Note that the cyclotron harmonic resonances appearing in the dispersion
relation (1088) are of *zero width* in frequency space: *i.e.*, they are
just like the resonances which appear in the cold-plasma limit.
Actually, this is just an artifact of the fact that the waves we are studying
propagate *exactly perpendicular* to the equilibrium magnetic field. It is
clear from an examination of Eqs. (1064) and (1066) that the cyclotron
harmonic resonances originate from the zeros of the plasma dispersion
functions. Adopting the usual rule that substantial damping takes place
whenever the arguments of the dispersion functions are less than or of
order unity, it is clear that the cyclotron harmonic resonances lead to
significant damping whenever

(1090) |

The appearance of the cyclotron harmonic resonances in a warm plasma is of great practical importance in plasma physics, since it greatly increases the number of resonant frequencies at which waves can transfer energy to the plasma. In magnetic fusion these resonances are routinely exploited to heat plasmas via externally launched electromagnetic waves. Hence, in the fusion literature you will often come across references to ``third harmonic ion cyclotron heating'' or ``second harmonic electron cyclotron heating.''

The other roots of the dispersion relation (1074) satisfy

with the eigenvector . In the cold plasma limit, , this dispersion relation reduces to that of the

However, another mode also exists. In fact, if we look for a mode with a
phase velocity much less than the velocity of light (*i.e.*,
) then it is clear from (1083)-(1086) that
the dispersion relation is approximately

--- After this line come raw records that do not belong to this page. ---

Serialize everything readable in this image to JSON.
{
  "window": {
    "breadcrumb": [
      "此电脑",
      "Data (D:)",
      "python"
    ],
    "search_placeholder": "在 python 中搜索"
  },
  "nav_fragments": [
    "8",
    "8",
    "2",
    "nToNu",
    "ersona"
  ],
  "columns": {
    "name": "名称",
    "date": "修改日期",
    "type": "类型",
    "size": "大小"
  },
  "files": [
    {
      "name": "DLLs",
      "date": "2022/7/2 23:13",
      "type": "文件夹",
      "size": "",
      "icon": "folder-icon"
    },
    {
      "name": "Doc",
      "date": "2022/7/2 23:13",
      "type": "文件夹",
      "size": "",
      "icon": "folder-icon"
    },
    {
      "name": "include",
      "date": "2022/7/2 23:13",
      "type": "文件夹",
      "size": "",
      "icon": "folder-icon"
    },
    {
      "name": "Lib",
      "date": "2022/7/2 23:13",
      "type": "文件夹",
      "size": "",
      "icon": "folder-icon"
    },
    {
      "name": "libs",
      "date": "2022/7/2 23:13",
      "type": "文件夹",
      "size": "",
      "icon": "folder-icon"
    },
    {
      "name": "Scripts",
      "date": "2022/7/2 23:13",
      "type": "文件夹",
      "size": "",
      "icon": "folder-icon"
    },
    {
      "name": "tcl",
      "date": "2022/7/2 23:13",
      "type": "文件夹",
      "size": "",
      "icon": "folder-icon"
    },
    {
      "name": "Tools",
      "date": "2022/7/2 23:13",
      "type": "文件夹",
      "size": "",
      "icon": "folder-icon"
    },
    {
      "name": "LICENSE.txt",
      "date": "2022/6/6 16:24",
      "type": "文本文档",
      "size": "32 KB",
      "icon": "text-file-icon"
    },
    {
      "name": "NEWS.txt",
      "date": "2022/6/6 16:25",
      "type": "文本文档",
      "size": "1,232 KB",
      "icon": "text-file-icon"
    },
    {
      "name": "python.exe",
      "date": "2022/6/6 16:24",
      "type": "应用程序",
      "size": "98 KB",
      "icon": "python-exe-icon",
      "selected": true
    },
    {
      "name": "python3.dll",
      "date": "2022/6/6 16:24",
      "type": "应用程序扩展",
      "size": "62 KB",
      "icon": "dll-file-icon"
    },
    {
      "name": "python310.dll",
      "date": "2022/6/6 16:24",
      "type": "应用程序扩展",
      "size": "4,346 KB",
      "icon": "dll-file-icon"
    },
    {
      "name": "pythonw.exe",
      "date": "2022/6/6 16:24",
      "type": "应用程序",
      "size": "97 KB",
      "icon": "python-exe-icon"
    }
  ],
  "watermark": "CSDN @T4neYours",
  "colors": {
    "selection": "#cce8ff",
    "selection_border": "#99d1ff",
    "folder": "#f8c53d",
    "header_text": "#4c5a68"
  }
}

Let us consider electron Bernstein waves, for the sake of definiteness.
Neglecting the contribution of the ions, which is reasonable provided that
the wave frequencies are sufficiently high, the dispersion relation (1092)
reduces to

(1093) |

(1094) |

At small values of , the phase velocity becomes large, and it is no longer legitimate to neglect the extraordinary mode. A more detailed examination of the complete dispersion relation shows that the extraordinary mode and the Bernstein mode cross over near the harmonics of the cyclotron frequency to give the pattern shown in Fig. 39. Here, the dashed line shows the cold plasma extraordinary mode.

In a lower frequency range, a similar phenomena occurs at the harmonics of the ion cyclotron frequency, producing ion Bernstein waves, with somewhat similar properties to electron Bernstein waves. Note, however, that whilst the ion contribution to the dispersion relation can be neglected for high-frequency waves, the electron contribution cannot be neglected for low frequencies, so there is not a complete symmetry between the two types of Bernstein waves.